--- START ---
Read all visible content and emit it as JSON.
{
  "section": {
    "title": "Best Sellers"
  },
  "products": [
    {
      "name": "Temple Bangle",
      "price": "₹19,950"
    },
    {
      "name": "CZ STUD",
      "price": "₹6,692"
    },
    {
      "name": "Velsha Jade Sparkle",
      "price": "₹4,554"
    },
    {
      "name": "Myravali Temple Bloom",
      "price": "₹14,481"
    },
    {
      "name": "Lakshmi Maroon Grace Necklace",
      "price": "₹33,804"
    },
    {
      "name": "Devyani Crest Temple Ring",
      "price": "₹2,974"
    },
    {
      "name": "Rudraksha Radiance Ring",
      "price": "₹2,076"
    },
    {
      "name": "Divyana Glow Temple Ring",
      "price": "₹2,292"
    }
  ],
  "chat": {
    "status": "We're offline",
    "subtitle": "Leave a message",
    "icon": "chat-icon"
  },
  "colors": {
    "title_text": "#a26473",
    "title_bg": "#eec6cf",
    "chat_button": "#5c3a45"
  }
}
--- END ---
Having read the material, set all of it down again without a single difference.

- [WRITTEN ANSWER]:
Read all visible content and emit it as JSON.
{
  "section": {
    "title": "Best Sellers"
  },
  "products": [
    {
      "name": "Temple Bangle",
      "price": "₹19,950"
    },
    {
      "name": "CZ STUD",
      "price": "₹6,692"
    },
    {
      "name": "Velsha Jade Sparkle",
      "price": "₹4,554"
    },
    {
      "name": "Myravali Temple Bloom",
      "price": "₹14,481"
    },
    {
      "name": "Lakshmi Maroon Grace Necklace",
      "price": "₹33,804"
    },
    {
      "name": "Devyani Crest Temple Ring",
      "price": "₹2,974"
    },
    {
      "name": "Rudraksha Radiance Ring",
      "price": "₹2,076"
    },
    {
      "name": "Divyana Glow Temple Ring",
      "price": "₹2,292"
    }
  ],
  "chat": {
    "status": "We're offline",
    "subtitle": "Leave a message",
    "icon": "chat-icon"
  },
  "colors": {
    "title_text": "#a26473",
    "title_bg": "#eec6cf",
    "chat_button": "#5c3a45"
  }
}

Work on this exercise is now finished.